* _Task item_:
Repeat the records below exactly, leaving out any pictures.

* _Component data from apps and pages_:

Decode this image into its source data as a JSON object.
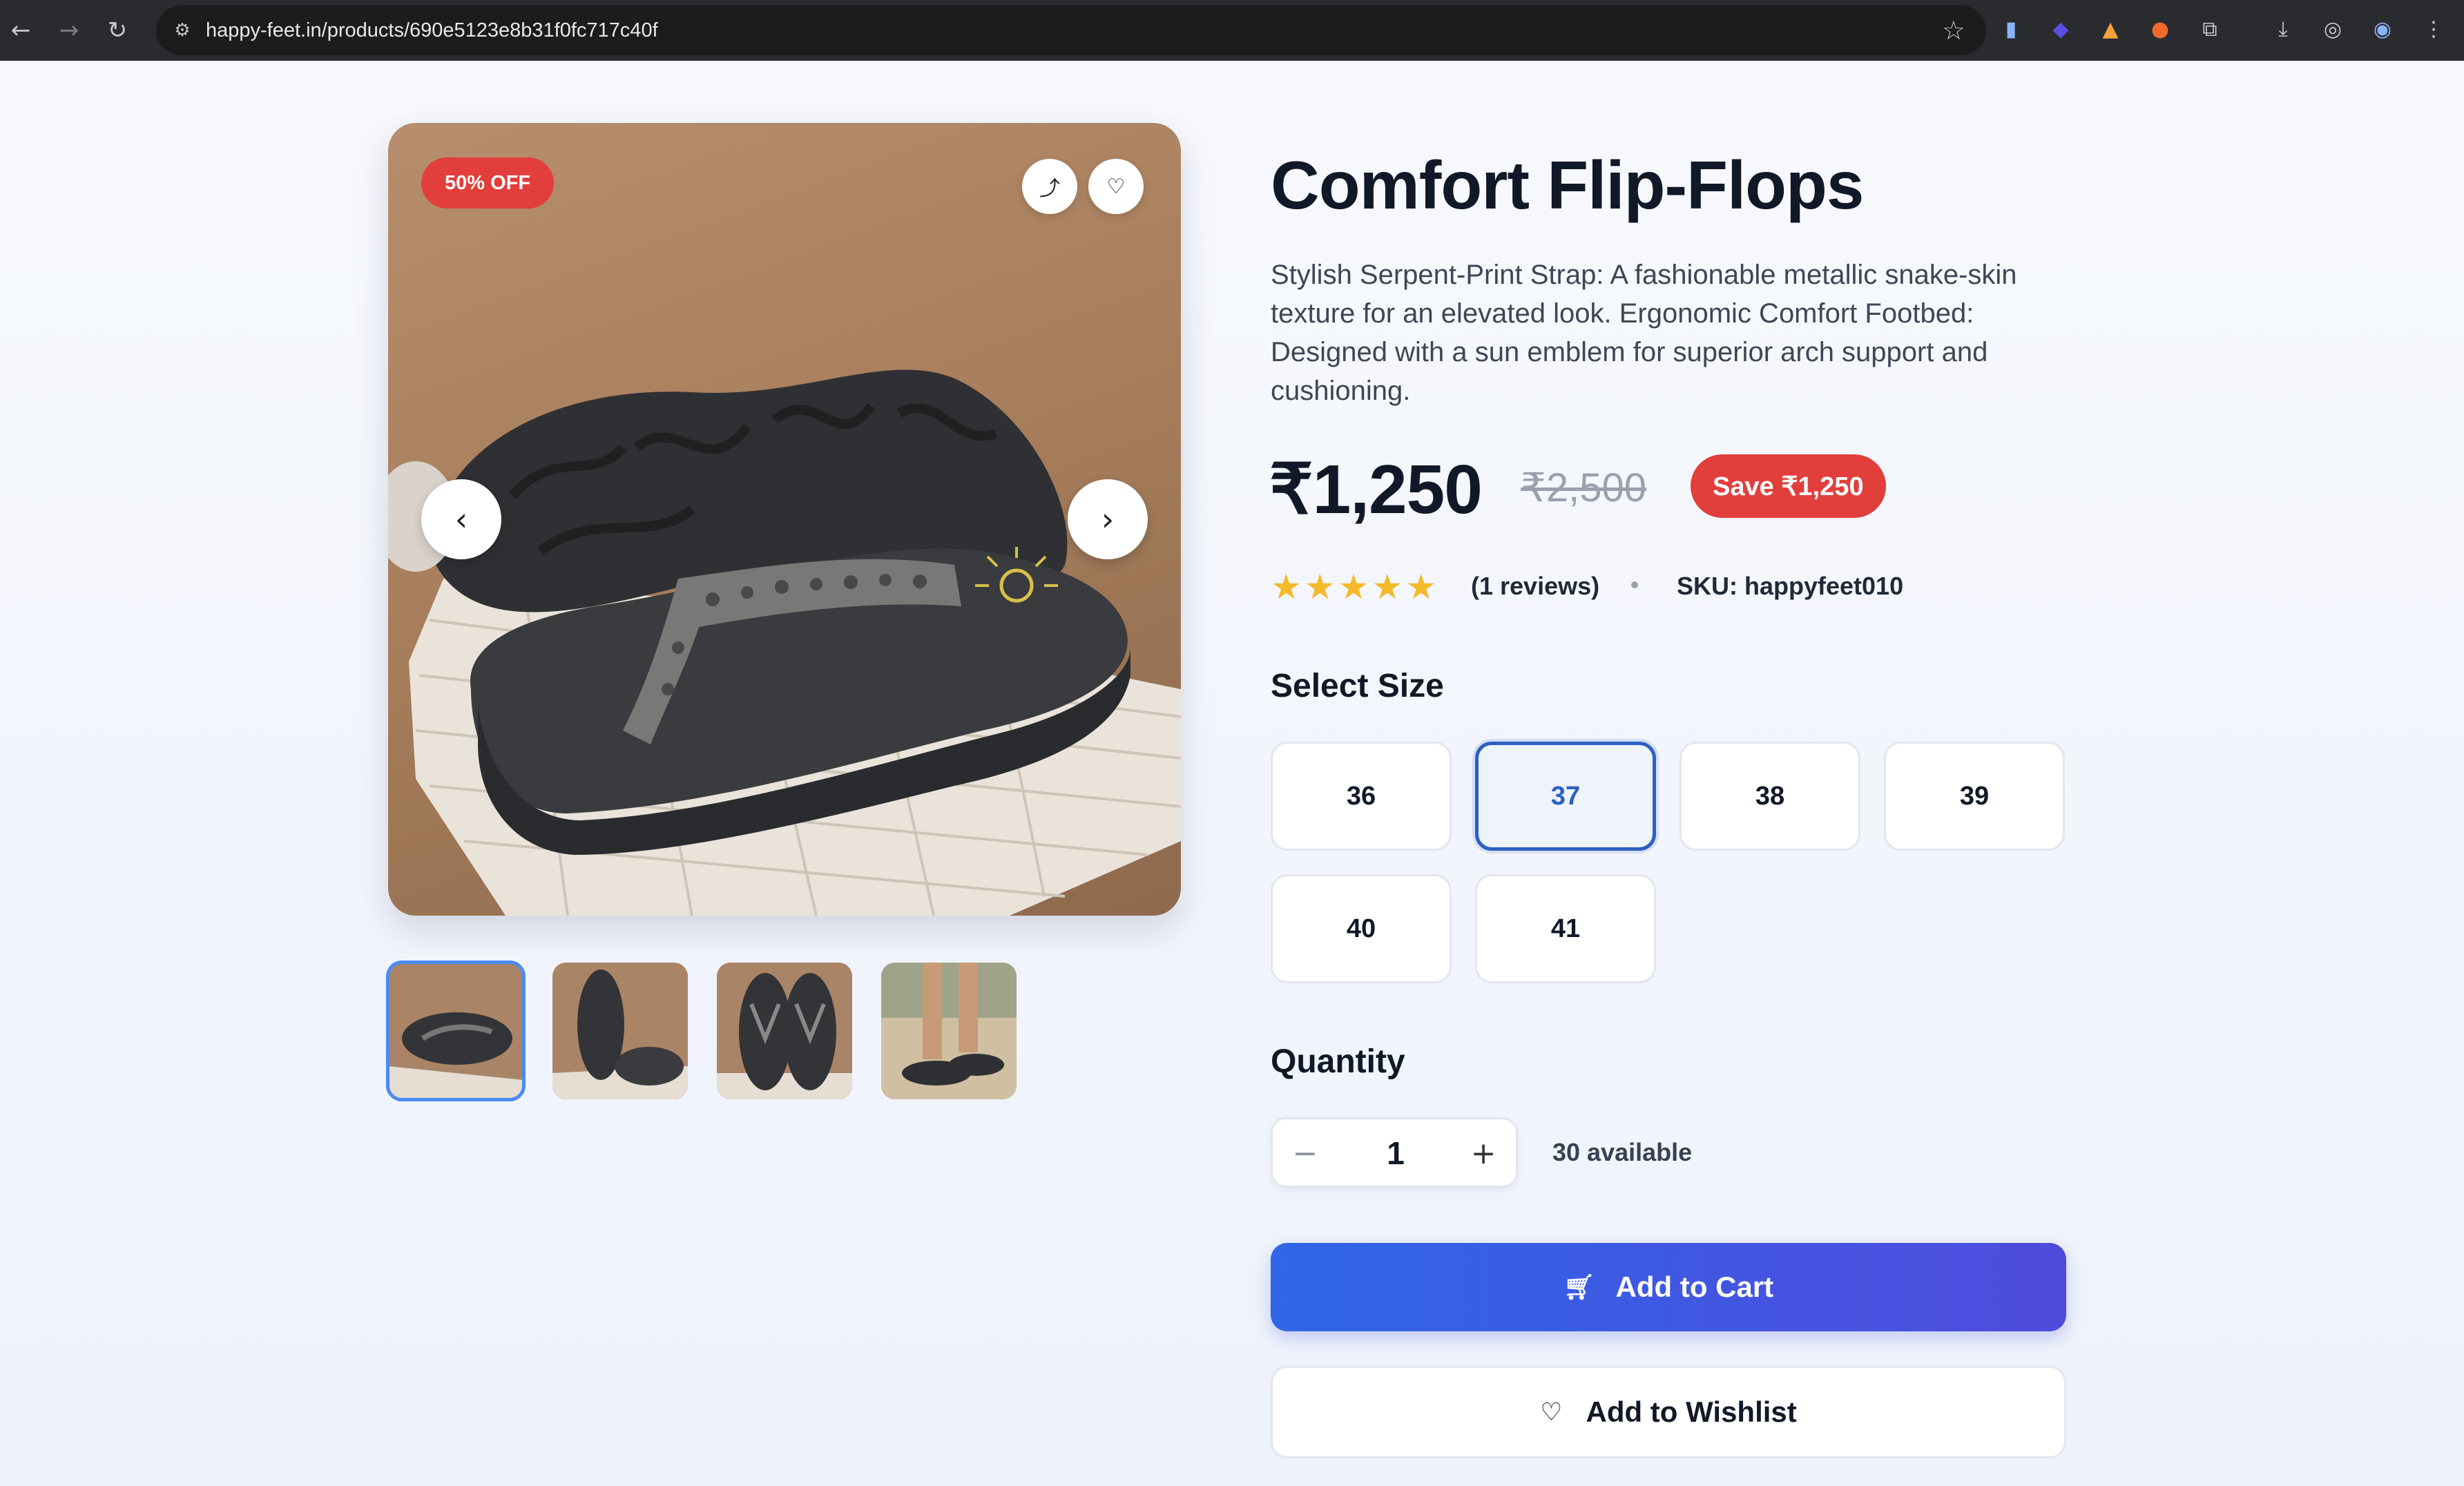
{
  "browser": {
    "url": "happy-feet.in/products/690e5123e8b31f0fc717c40f"
  },
  "gallery": {
    "discount_badge": "50% OFF",
    "thumbnail_count": 4,
    "active_thumbnail": 1
  },
  "product": {
    "title": "Comfort Flip-Flops",
    "description": "Stylish Serpent-Print Strap: A fashionable metallic snake-skin texture for an elevated look. Ergonomic Comfort Footbed: Designed with a sun emblem for superior arch support and cushioning.",
    "price": "₹1,250",
    "original_price": "₹2,500",
    "save_label": "Save ₹1,250",
    "rating": 5,
    "reviews_text": "(1 reviews)",
    "sku_text": "SKU: happyfeet010"
  },
  "size": {
    "label": "Select Size",
    "options": [
      "36",
      "37",
      "38",
      "39",
      "40",
      "41"
    ],
    "selected": "37"
  },
  "quantity": {
    "label": "Quantity",
    "value": "1",
    "available_text": "30 available"
  },
  "actions": {
    "add_to_cart": "Add to Cart",
    "add_to_wishlist": "Add to Wishlist"
  },
  "colors": {
    "accent": "#2f66e8",
    "sale_red": "#e23e3b",
    "star": "#f5b92a"
  }
}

* _Result below_:
Decode this image into its source data as a JSON object.
{
  "browser": {
    "url": "happy-feet.in/products/690e5123e8b31f0fc717c40f"
  },
  "gallery": {
    "discount_badge": "50% OFF",
    "thumbnail_count": 4,
    "active_thumbnail": 1
  },
  "product": {
    "title": "Comfort Flip-Flops",
    "description": "Stylish Serpent-Print Strap: A fashionable metallic snake-skin texture for an elevated look. Ergonomic Comfort Footbed: Designed with a sun emblem for superior arch support and cushioning.",
    "price": "₹1,250",
    "original_price": "₹2,500",
    "save_label": "Save ₹1,250",
    "rating": 5,
    "reviews_text": "(1 reviews)",
    "sku_text": "SKU: happyfeet010"
  },
  "size": {
    "label": "Select Size",
    "options": [
      "36",
      "37",
      "38",
      "39",
      "40",
      "41"
    ],
    "selected": "37"
  },
  "quantity": {
    "label": "Quantity",
    "value": "1",
    "available_text": "30 available"
  },
  "actions": {
    "add_to_cart": "Add to Cart",
    "add_to_wishlist": "Add to Wishlist"
  },
  "colors": {
    "accent": "#2f66e8",
    "sale_red": "#e23e3b",
    "star": "#f5b92a"
  }
}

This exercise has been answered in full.